**Exercise:**
The required response is the number of lines in the entries that include the word "Disk", with nothing added.

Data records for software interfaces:
[Start of Attachment]
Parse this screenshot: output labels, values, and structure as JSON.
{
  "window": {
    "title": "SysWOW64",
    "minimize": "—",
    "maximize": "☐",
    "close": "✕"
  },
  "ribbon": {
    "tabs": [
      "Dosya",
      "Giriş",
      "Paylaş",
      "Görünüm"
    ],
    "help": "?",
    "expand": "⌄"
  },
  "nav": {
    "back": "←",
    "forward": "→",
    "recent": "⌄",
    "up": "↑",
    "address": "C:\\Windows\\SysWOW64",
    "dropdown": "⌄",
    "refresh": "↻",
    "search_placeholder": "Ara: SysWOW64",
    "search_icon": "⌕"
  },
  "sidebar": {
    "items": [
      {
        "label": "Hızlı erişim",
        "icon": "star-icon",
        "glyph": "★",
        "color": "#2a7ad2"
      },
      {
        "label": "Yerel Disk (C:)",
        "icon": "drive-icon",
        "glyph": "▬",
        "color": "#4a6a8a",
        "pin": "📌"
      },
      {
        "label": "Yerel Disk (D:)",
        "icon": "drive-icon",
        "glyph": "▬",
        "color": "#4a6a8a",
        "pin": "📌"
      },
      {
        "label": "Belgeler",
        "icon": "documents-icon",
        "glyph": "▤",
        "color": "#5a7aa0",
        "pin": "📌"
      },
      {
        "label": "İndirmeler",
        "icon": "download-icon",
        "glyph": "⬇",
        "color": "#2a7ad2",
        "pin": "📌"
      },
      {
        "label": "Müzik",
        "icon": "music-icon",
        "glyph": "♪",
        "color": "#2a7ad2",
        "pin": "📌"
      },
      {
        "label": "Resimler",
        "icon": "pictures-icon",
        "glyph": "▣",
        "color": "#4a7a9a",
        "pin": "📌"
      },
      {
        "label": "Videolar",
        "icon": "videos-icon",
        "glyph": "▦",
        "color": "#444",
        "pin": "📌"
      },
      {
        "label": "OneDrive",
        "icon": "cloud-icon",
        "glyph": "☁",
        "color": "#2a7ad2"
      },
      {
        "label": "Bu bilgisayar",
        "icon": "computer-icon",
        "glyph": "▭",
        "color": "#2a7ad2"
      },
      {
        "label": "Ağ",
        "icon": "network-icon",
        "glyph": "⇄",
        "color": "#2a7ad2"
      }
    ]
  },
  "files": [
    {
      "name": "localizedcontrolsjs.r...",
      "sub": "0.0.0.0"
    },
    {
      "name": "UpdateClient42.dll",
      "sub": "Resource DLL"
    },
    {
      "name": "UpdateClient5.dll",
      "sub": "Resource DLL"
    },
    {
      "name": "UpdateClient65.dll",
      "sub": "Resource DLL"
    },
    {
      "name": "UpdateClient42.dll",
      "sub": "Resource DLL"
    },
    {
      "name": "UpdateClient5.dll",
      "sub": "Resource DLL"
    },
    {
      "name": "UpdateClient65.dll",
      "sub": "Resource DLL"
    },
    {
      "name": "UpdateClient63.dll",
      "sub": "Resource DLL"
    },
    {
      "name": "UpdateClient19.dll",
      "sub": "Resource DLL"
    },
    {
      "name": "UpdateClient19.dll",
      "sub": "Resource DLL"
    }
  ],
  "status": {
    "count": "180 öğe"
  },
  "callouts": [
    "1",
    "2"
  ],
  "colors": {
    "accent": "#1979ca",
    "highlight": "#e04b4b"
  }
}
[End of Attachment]
**Reply to the task:**
2